Situated in one of the most pleasant regions of France, Saulieu is a small town around 45 miles W. of Dijon. Its patron saint, who brought Christianity to the region, and was martyred here (c. 177 AD) was from Smyrna in Asia Minor. The building has known its vicissitudes, with a Saracen raid destroying an earlier building. A building consecrated in 1119 was badly damaged in 1360, when English soldiers in the Hundred Years’ War destroyed all except the nave. Half a century ago, Zodiaque magazine described Saulieu church as “église martyre”. 

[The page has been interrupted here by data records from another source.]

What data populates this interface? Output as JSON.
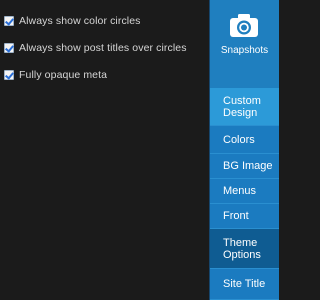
{
  "options": [
    {
      "label": "Always show color circles",
      "checked": true
    },
    {
      "label": "Always show post titles over circles",
      "checked": true
    },
    {
      "label": "Fully opaque meta",
      "checked": true
    }
  ],
  "sidebar": {
    "snapshots": {
      "label": "Snapshots",
      "icon": "camera-icon"
    },
    "items": [
      {
        "label": "Custom Design",
        "style": "light"
      },
      {
        "label": "Colors",
        "style": "mid"
      },
      {
        "label": "BG Image",
        "style": "mid"
      },
      {
        "label": "Menus",
        "style": "mid"
      },
      {
        "label": "Front",
        "style": "mid"
      },
      {
        "label": "Theme Options",
        "style": "dark"
      },
      {
        "label": "Site Title",
        "style": "mid"
      }
    ]
  },
  "colors": {
    "background": "#1b1b1b",
    "sidebar_light": "#2c9ad8",
    "sidebar_mid": "#1b7bc0",
    "sidebar_dark": "#0f5c92",
    "snapshots_bg": "#1f7fbf"
  }
}
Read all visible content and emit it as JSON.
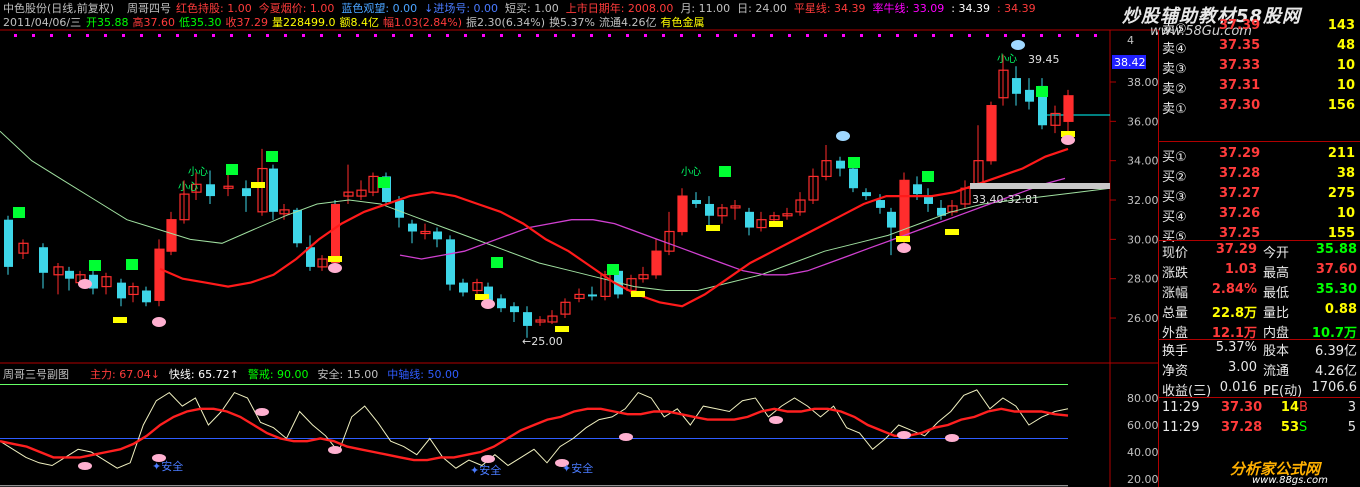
{
  "header": {
    "stock": "中色股份(日线,前复权)",
    "indicator_name": "周哥四号",
    "items": [
      {
        "text": "红色持股: 1.00",
        "color": "#ff3b3b"
      },
      {
        "text": "今夏烟价: 1.00",
        "color": "#ff3b3b"
      },
      {
        "text": "蓝色观望: 0.00",
        "color": "#4aa3ff"
      },
      {
        "text": "↓进场号: 0.00",
        "color": "#4a7bff"
      },
      {
        "text": "短买: 1.00",
        "color": "#c0c0c0"
      },
      {
        "text": "上市日期年: 2008.00",
        "color": "#ff3b3b"
      },
      {
        "text": "月: 11.00",
        "color": "#c0c0c0"
      },
      {
        "text": "日: 24.00",
        "color": "#c0c0c0"
      },
      {
        "text": "平星线: 34.39",
        "color": "#ff3b3b"
      },
      {
        "text": "率牛线: 33.09",
        "color": "#ff00ff"
      },
      {
        "text": ": 34.39",
        "color": "#ffffff"
      },
      {
        "text": ": 34.39",
        "color": "#ff3b3b"
      }
    ]
  },
  "info": {
    "date": "2011/04/06/三",
    "items": [
      {
        "text": "开35.88",
        "color": "#00ff00"
      },
      {
        "text": "高37.60",
        "color": "#ff3b3b"
      },
      {
        "text": "低35.30",
        "color": "#00ff00"
      },
      {
        "text": "收37.29",
        "color": "#ff3b3b"
      },
      {
        "text": "量228499.0",
        "color": "#ffff00"
      },
      {
        "text": "额8.4亿",
        "color": "#ffff00"
      },
      {
        "text": "幅1.03(2.84%)",
        "color": "#ff3b3b"
      },
      {
        "text": "振2.30(6.34%)",
        "color": "#c0c0c0"
      },
      {
        "text": "换5.37%",
        "color": "#c0c0c0"
      },
      {
        "text": "流通4.26亿",
        "color": "#c0c0c0"
      },
      {
        "text": "有色金属",
        "color": "#ffff00"
      }
    ]
  },
  "main_axis": {
    "labels": [
      "38.00",
      "36.00",
      "34.00",
      "32.00",
      "30.00",
      "28.00",
      "26.00"
    ],
    "current_price_tag": "38.42",
    "small_label": "4"
  },
  "annotations": {
    "high_label": "39.45",
    "low_label": "←25.00",
    "range_label": "33.40-32.81",
    "careful_labels": [
      "小心",
      "小心",
      "小心",
      "小心"
    ]
  },
  "sub_panel": {
    "title": "周哥三号副图",
    "items": [
      {
        "text": "主力: 67.04↓",
        "color": "#ff3b3b"
      },
      {
        "text": "快线: 65.72↑",
        "color": "#ffffff"
      },
      {
        "text": "警戒: 90.00",
        "color": "#00ff00"
      },
      {
        "text": "安全: 15.00",
        "color": "#c0c0c0"
      },
      {
        "text": "中轴线: 50.00",
        "color": "#2f5cff"
      }
    ],
    "axis_labels": [
      "80.00",
      "60.00",
      "40.00",
      "20.00"
    ],
    "tags": [
      "安全",
      "安全",
      "安全"
    ]
  },
  "order_book": {
    "sells": [
      {
        "label": "卖⑤",
        "price": "37.39",
        "vol": "143"
      },
      {
        "label": "卖④",
        "price": "37.35",
        "vol": "48"
      },
      {
        "label": "卖③",
        "price": "37.33",
        "vol": "10"
      },
      {
        "label": "卖②",
        "price": "37.31",
        "vol": "10"
      },
      {
        "label": "卖①",
        "price": "37.30",
        "vol": "156"
      }
    ],
    "buys": [
      {
        "label": "买①",
        "price": "37.29",
        "vol": "211"
      },
      {
        "label": "买②",
        "price": "37.28",
        "vol": "38"
      },
      {
        "label": "买③",
        "price": "37.27",
        "vol": "275"
      },
      {
        "label": "买④",
        "price": "37.26",
        "vol": "10"
      },
      {
        "label": "买⑤",
        "price": "37.25",
        "vol": "155"
      }
    ]
  },
  "quote": {
    "rows": [
      {
        "l1": "现价",
        "v1": "37.29",
        "c1": "#ff3b3b",
        "l2": "今开",
        "v2": "35.88",
        "c2": "#00ff00"
      },
      {
        "l1": "涨跌",
        "v1": "1.03",
        "c1": "#ff3b3b",
        "l2": "最高",
        "v2": "37.60",
        "c2": "#ff3b3b"
      },
      {
        "l1": "涨幅",
        "v1": "2.84%",
        "c1": "#ff3b3b",
        "l2": "最低",
        "v2": "35.30",
        "c2": "#00ff00"
      },
      {
        "l1": "总量",
        "v1": "22.8万",
        "c1": "#ffff00",
        "l2": "量比",
        "v2": "0.88",
        "c2": "#ffff00"
      },
      {
        "l1": "外盘",
        "v1": "12.1万",
        "c1": "#ff3b3b",
        "l2": "内盘",
        "v2": "10.7万",
        "c2": "#00ff00"
      }
    ],
    "rows2": [
      {
        "l1": "换手",
        "v1": "5.37%",
        "l2": "股本",
        "v2": "6.39亿"
      },
      {
        "l1": "净资",
        "v1": "3.00",
        "l2": "流通",
        "v2": "4.26亿"
      },
      {
        "l1": "收益(三)",
        "v1": "0.016",
        "l2": "PE(动)",
        "v2": "1706.6"
      }
    ],
    "ticks": [
      {
        "time": "11:29",
        "price": "37.30",
        "vol": "14",
        "side": "B",
        "n": "3"
      },
      {
        "time": "11:29",
        "price": "37.28",
        "vol": "53",
        "side": "S",
        "n": "5"
      }
    ]
  },
  "watermark": {
    "title": "炒股辅助教材58股网",
    "url": "www.58Gu.com"
  },
  "footer_ad": {
    "title": "分析家公式网",
    "url": "www.88gs.com"
  },
  "chart_data": {
    "type": "line",
    "title": "",
    "xlabel": "",
    "ylabel": "",
    "ylim": [
      25,
      40
    ],
    "series": [
      {
        "values": [
          31,
          29.5,
          28.5,
          28,
          27.8,
          27.6,
          27.4,
          27.2,
          28,
          31,
          32.2,
          32.6,
          32.8,
          32.6,
          32.4,
          32,
          31.8,
          31.4,
          30.6,
          29.2,
          28.4,
          27.4,
          26.8,
          26.4,
          27.2,
          28.6,
          30.4,
          31.2,
          31.6,
          31.8,
          32.4,
          33.2,
          33.2,
          34,
          33.6,
          32.8,
          32.8,
          32.6,
          32.4,
          33,
          35.2,
          36.2,
          37.6,
          36.8,
          37.2
        ]
      },
      {
        "values": [
          28.5,
          28,
          27.8,
          27.6,
          27.8,
          28.2,
          29,
          30,
          30.8,
          31.4,
          31.8,
          32.2,
          32.4,
          32.2,
          31.8,
          31.4,
          30.8,
          30,
          29.4,
          28.6,
          27.8,
          27.2,
          26.8,
          26.6,
          27.2,
          28,
          28.8,
          29.4,
          30,
          30.6,
          31.2,
          31.8,
          32.2,
          32.2,
          32.2,
          32.4,
          32.8,
          33.2,
          33.6,
          34.2,
          34.6
        ]
      },
      {
        "values": [
          29.2,
          29,
          29.2,
          29.4,
          29.8,
          30.2,
          30.6,
          30.8,
          31,
          31,
          30.8,
          30.4,
          30,
          29.6,
          29.2,
          28.8,
          28.4,
          28.2,
          28.2,
          28.4,
          28.8,
          29.2,
          29.6,
          30,
          30.4,
          30.8,
          31.2,
          31.6,
          32,
          32.4,
          32.8,
          33.1
        ]
      },
      {
        "values": [
          35.5,
          34,
          33,
          32,
          31,
          30.5,
          30,
          29.8,
          30.5,
          31.2,
          31.8,
          32,
          31.8,
          31.2,
          30.6,
          30,
          29.4,
          28.8,
          28.4,
          28,
          27.6,
          27.4,
          27.4,
          27.8,
          28.2,
          28.8,
          29.4,
          29.8,
          30.2,
          30.8,
          31.4,
          31.8,
          32,
          32.2,
          32.4,
          32.6
        ]
      }
    ]
  }
}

The surviving nave is quite remarkable, with its vigorously carved capitals to the Romanesque arcades. They feature a mixture of Biblical subjects and animals (not forgetting two owls) and are roughly contemporary with those at Autun (ND Jan 2013), dating from the first half of the 12th c. The Scriptural subjects are a varied and compelling combination, with the Old Testament scene of Balaam and his ass. Subjects from the Gospels include the Flight into Egypt, less emotive than that at Autun (ND Jan. 2013); the Temptation of Christ, with the Devil offering a stone; the suicide of Judas, in which the Devil pulls on a rope to which the moneybag is attached; and Christ appearing to Mary Magdalene after the Resurrection. The building has many other interesting features, like the sarcophagus of S. Andoche under the altar, and a variety of mediaeval statues, including two of S. Roch, but it is the Romanesque for which you remember Saulieu.



Georges Barbier, Martyre de Saulieu, Zodiaque magazine, Numero 24, 1955.

Jean Baudry et al., Bourgogne Romane, Zodiaque (various editions).